→ EXERCISE DESCRIPTION
Only lines holding the word "badge" are wanted from the records; copy all of them.

→ EXTRACTED DATA
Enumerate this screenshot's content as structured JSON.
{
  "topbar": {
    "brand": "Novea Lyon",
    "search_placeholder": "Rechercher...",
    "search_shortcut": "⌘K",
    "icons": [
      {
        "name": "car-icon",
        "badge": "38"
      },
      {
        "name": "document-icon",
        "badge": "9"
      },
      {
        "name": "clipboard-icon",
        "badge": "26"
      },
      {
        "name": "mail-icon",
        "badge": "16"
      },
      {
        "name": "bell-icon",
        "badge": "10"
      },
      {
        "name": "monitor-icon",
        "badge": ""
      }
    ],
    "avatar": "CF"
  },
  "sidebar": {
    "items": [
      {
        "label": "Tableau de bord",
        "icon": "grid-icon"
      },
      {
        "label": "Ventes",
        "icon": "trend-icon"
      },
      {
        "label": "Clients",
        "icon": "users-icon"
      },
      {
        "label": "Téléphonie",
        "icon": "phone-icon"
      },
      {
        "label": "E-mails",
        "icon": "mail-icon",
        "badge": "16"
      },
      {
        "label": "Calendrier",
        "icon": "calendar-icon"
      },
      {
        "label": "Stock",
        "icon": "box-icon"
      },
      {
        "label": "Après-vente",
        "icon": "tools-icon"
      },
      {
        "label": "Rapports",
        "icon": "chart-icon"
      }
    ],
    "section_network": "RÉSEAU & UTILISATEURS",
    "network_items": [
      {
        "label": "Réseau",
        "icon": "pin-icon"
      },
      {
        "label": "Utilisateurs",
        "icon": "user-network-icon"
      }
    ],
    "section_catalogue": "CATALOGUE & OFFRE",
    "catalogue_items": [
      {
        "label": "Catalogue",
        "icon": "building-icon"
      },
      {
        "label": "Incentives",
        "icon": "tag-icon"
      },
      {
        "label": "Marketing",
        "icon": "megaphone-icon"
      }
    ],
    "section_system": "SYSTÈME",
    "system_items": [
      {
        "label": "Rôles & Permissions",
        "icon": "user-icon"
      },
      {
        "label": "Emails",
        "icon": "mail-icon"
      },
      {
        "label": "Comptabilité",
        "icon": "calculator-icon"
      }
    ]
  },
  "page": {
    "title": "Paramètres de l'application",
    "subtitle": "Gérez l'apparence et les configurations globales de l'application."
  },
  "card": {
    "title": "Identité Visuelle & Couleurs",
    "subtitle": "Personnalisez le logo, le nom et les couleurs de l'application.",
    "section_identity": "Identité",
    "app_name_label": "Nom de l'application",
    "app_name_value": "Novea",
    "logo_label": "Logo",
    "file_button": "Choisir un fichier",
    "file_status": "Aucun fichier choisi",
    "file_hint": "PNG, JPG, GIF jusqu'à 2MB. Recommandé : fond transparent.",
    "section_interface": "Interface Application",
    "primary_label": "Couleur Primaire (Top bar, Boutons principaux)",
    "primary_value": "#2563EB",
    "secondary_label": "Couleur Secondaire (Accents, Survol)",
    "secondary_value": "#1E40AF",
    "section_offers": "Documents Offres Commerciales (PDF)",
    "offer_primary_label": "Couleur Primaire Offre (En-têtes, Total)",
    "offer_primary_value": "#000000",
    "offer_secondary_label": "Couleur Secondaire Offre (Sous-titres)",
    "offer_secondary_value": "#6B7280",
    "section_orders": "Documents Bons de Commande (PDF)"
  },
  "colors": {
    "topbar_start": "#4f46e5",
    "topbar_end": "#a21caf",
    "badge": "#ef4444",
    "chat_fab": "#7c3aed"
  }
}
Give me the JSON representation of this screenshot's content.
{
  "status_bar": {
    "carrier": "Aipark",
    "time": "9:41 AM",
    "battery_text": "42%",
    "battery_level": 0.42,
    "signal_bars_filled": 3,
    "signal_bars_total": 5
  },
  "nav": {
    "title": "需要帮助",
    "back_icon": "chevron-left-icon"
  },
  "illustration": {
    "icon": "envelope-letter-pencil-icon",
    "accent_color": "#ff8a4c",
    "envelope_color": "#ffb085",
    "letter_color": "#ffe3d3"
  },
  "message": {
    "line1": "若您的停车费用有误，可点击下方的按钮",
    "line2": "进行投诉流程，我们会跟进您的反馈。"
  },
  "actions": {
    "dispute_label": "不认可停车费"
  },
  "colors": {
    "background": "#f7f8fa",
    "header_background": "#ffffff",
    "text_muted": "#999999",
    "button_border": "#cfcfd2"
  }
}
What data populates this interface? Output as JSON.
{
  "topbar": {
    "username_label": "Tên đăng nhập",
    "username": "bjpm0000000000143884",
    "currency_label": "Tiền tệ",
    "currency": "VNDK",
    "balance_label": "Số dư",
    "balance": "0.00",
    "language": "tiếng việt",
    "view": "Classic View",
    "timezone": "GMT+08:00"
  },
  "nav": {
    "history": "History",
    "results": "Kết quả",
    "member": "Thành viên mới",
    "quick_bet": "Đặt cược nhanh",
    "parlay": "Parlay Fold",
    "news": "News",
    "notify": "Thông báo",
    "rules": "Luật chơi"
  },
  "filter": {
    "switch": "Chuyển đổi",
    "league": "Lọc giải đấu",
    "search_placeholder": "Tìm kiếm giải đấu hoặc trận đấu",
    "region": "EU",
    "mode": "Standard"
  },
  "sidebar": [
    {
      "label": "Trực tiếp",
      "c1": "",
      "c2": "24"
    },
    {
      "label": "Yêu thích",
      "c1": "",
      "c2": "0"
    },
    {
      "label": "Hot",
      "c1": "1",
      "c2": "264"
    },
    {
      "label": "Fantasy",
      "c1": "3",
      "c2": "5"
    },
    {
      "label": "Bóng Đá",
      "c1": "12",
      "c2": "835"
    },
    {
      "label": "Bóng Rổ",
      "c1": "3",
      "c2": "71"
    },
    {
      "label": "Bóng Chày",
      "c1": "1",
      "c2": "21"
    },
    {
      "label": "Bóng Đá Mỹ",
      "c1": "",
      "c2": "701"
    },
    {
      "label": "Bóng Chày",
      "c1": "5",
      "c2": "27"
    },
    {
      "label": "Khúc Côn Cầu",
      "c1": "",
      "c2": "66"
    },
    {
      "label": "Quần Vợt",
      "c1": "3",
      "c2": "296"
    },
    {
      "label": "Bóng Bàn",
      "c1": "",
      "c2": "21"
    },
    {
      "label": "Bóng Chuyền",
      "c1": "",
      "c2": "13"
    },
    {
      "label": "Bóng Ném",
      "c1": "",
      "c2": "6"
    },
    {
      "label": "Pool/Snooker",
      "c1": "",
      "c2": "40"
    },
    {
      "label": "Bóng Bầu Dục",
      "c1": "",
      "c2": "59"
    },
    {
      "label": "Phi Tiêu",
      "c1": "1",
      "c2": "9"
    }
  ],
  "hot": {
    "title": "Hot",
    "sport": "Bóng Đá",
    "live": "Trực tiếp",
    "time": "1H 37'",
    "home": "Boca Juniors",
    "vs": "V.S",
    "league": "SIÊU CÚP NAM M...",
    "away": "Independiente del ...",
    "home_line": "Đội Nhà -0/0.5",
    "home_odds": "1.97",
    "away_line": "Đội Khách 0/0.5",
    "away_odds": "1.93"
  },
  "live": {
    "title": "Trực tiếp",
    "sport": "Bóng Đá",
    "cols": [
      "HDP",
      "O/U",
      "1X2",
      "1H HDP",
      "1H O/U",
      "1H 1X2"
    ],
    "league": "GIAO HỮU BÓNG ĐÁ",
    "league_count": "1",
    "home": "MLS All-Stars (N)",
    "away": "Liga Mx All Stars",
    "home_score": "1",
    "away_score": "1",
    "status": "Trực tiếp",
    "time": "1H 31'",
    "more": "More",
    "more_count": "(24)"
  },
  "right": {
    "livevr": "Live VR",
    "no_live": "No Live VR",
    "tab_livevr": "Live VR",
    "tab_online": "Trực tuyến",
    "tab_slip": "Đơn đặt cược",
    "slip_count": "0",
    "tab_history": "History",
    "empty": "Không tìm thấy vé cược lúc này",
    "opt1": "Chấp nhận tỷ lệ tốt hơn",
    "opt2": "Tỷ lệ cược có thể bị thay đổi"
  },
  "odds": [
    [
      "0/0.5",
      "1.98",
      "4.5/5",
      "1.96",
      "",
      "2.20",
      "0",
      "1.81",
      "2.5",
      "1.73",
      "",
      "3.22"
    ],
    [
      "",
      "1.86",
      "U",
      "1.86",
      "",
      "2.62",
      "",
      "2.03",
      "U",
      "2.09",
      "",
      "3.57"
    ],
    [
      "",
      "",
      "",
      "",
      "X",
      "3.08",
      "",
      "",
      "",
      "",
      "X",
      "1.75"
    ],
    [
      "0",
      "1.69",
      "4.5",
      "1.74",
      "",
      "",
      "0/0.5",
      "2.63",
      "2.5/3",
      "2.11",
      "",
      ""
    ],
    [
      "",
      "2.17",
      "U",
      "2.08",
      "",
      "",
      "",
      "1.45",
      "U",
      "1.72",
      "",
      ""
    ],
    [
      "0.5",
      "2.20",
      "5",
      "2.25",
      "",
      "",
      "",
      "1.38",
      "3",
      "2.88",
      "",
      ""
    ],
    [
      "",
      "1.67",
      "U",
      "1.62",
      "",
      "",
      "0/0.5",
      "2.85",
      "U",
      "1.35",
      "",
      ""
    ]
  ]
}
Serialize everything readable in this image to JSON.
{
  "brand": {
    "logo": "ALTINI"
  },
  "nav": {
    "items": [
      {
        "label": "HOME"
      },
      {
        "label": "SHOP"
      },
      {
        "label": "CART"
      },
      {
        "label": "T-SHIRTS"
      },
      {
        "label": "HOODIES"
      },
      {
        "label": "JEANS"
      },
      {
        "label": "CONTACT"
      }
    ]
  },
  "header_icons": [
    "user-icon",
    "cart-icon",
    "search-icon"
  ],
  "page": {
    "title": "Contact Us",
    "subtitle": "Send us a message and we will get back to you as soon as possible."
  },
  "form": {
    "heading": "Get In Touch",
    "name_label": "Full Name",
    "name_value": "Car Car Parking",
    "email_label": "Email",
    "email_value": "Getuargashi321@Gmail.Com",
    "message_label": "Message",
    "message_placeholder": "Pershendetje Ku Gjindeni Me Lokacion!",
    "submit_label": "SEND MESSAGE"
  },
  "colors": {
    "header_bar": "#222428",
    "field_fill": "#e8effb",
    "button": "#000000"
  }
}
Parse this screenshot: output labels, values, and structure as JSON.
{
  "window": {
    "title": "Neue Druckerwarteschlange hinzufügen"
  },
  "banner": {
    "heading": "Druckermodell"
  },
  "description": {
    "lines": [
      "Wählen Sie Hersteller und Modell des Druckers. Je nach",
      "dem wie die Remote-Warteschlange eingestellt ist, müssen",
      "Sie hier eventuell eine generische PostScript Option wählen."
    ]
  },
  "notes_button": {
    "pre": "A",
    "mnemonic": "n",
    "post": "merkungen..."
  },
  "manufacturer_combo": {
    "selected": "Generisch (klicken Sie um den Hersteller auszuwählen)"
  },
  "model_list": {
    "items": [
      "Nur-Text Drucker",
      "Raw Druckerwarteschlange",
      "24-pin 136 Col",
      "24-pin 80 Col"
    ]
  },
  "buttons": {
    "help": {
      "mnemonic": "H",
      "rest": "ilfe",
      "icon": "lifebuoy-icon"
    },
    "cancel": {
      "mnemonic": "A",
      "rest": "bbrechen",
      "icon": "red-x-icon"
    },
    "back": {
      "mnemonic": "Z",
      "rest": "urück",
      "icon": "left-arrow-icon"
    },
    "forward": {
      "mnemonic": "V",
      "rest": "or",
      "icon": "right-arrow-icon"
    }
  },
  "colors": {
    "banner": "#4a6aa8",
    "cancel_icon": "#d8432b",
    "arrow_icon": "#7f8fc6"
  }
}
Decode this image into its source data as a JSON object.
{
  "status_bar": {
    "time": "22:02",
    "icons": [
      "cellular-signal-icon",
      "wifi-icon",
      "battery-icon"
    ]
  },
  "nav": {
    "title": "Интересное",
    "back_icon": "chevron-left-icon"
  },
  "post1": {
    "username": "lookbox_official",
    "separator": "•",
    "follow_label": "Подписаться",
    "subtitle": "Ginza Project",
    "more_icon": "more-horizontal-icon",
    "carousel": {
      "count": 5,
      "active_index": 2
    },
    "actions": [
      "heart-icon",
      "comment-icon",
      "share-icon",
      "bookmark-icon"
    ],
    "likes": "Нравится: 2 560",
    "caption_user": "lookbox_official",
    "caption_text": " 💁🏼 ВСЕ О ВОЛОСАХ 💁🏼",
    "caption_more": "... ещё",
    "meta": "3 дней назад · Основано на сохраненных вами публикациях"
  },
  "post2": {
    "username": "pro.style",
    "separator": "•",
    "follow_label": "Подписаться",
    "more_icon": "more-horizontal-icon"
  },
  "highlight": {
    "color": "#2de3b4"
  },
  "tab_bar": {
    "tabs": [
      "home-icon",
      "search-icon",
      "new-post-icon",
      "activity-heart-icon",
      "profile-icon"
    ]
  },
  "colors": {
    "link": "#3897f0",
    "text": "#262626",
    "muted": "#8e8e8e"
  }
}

→ RESULT BELOW
        "badge": "38"
        "badge": "9"
        "badge": "26"
        "badge": "16"
        "badge": "10"
        "badge": ""
        "badge": "16"
    "badge": "#ef4444",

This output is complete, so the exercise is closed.